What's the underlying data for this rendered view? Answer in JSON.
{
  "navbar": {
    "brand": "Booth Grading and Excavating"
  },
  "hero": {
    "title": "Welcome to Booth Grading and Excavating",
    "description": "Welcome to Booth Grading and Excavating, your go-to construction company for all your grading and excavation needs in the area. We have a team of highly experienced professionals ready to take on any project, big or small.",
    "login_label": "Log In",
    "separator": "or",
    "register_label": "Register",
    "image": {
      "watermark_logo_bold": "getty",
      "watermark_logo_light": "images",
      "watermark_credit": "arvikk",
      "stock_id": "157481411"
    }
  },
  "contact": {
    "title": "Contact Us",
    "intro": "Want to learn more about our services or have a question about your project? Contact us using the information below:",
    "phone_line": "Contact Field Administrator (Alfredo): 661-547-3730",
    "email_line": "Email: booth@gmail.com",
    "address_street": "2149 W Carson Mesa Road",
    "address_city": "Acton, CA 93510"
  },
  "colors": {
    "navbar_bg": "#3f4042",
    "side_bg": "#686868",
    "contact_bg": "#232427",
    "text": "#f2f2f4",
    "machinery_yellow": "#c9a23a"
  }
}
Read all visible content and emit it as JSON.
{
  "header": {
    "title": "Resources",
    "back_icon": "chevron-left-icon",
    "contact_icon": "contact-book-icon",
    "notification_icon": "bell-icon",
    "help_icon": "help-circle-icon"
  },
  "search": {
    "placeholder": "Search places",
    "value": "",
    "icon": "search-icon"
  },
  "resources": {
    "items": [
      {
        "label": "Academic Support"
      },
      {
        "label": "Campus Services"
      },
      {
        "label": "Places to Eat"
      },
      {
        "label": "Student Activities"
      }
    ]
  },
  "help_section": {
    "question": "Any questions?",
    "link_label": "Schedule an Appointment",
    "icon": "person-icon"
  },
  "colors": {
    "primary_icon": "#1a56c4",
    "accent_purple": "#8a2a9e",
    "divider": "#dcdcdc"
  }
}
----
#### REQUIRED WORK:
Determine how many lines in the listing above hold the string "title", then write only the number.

#### REPLY:
3